"What do screwballs like that want with anything?" Juno countered. "What do they want with Jack?" She snuffed and looked at Phil. "Get one thing straight," she said gruffly, "I love Jack, the little rat. I've taken a lot from him, but I haven't minded too much. Oh, it hurt when I found out he thought more of Cookie and those other punks than he did for me, but I didn't let it show through my skin. After all, if a man knows you can lick him, I suppose it's bound to affect him. But when those Akeleys discovered him and began to play up to him and change him, that was too much for me. They're intelleckchuls, you see, and they flattered Jack and filled him up with a lot of gux about how he had a hidden artistic talent and how he was Zeus or some name like that battling the female principle and so on. Well, he falls for it see?-goes into a complete free-fall. Starts to buy reading tapes, printed books even! Next thing he's insulting me-using a lot of words I never hardly heard of. Keeps talking about how great Mary is, with her art and her magic figures or whatever they are, and how wonderful Sashy is, with his great ideas about understanding and love and a lot of other junk. Tells me to my face that I'm a dumb bell, a stupe semantically!" And having done well with that last word, Juno slugged down the rest of her drink. "Look, Phil," she went on, "I could fight Cookie and the others, because they're on my level, but I can't fight intelleckchuls. They're lifting Jack away from me and I can't do nothing about it. And now they've done and got him into some real trouble, I bet, with this green cat business. Because Moe Brimstine isn't impressed with intelleckchuls or anything." She carefully took the glass out of her hand and made claws. "If I had the little rat here," she said, "I'd strangle some sense into him. But until Moe Brimstine talked to me, I didn't really suspicion anything was wrong, and now I can't do nothing."
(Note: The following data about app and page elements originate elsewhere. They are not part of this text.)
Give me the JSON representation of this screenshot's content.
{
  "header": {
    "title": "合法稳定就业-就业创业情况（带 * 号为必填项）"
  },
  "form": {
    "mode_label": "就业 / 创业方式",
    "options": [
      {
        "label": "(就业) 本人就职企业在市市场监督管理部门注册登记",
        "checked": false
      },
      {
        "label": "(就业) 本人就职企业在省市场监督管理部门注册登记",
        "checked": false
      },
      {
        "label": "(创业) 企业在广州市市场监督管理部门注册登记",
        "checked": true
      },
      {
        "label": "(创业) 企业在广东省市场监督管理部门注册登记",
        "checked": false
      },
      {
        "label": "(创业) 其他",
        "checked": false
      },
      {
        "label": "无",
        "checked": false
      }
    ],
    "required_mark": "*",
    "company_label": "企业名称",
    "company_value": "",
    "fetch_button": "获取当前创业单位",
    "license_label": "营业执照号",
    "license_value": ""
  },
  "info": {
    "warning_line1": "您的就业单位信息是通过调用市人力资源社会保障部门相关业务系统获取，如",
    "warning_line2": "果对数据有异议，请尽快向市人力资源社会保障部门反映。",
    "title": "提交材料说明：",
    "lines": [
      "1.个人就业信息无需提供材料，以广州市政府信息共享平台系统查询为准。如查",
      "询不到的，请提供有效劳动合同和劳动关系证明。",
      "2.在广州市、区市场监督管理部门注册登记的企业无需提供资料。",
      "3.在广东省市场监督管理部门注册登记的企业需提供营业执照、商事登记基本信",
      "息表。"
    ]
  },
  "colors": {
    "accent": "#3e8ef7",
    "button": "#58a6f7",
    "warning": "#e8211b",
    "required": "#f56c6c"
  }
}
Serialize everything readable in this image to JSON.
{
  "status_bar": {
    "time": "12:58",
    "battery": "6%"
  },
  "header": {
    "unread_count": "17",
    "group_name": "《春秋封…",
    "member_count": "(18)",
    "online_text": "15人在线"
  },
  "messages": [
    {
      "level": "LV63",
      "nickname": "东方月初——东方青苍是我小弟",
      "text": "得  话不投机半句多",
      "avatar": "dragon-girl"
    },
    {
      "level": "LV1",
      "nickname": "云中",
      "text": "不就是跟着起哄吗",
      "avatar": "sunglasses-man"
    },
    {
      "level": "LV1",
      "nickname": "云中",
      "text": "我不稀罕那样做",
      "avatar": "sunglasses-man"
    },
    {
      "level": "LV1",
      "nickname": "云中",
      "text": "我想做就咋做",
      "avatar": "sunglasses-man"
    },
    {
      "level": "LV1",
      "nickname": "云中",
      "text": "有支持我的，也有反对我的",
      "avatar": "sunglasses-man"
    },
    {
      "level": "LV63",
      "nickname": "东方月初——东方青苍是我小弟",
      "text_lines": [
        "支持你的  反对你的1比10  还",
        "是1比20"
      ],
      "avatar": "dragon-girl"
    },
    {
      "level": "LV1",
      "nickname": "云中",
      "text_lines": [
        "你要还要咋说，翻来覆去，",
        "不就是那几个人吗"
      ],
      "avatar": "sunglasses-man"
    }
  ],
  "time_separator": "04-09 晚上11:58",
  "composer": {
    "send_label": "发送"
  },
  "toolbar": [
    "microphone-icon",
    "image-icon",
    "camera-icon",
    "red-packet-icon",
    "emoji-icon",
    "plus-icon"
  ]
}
Phil's blurred memory suddenly came clear. He told Juno about how, racing to Dr. Romadka's, he had seen Jack, Cookie, Sacheverell, and Mary driving somewhere in the ancient electric.
Juno slammed the table with both fists. People looked around. "That black hearse-box!" She roared. "I should have known it. Tonight's so important they're receiving special." She jumped up and grabbed Phil by the wrist, fumbled for her glass, got Phil's instead, recognized it just before draining the last of the soybean milk, set it down with a shudder and yanked Phil out of the booth. "Come on," she told him. "We're going to the Akeleys! To the temple!"
Opening the doorway leading to the sub-street, Juno had to pause. Phil got a chance to look back the long length of the bar. As he did, the elevator door at the far end opened. A fat form filled it. Dark glasses were twin patches of smut.
At that moment, Phil got an unannounced demonstration of Juno Jones' strength. He was lifted off his feet and lightly swung some ten feet through the doorway into the sub-street roaring and glaring with trucks.
"That was Moe Brimstine," Phil gasped.
"I know," Juno told him as she yanked him toward the escalator leading to higher levels and cab phones. "He didn't see us."
Phil wasn't so sure.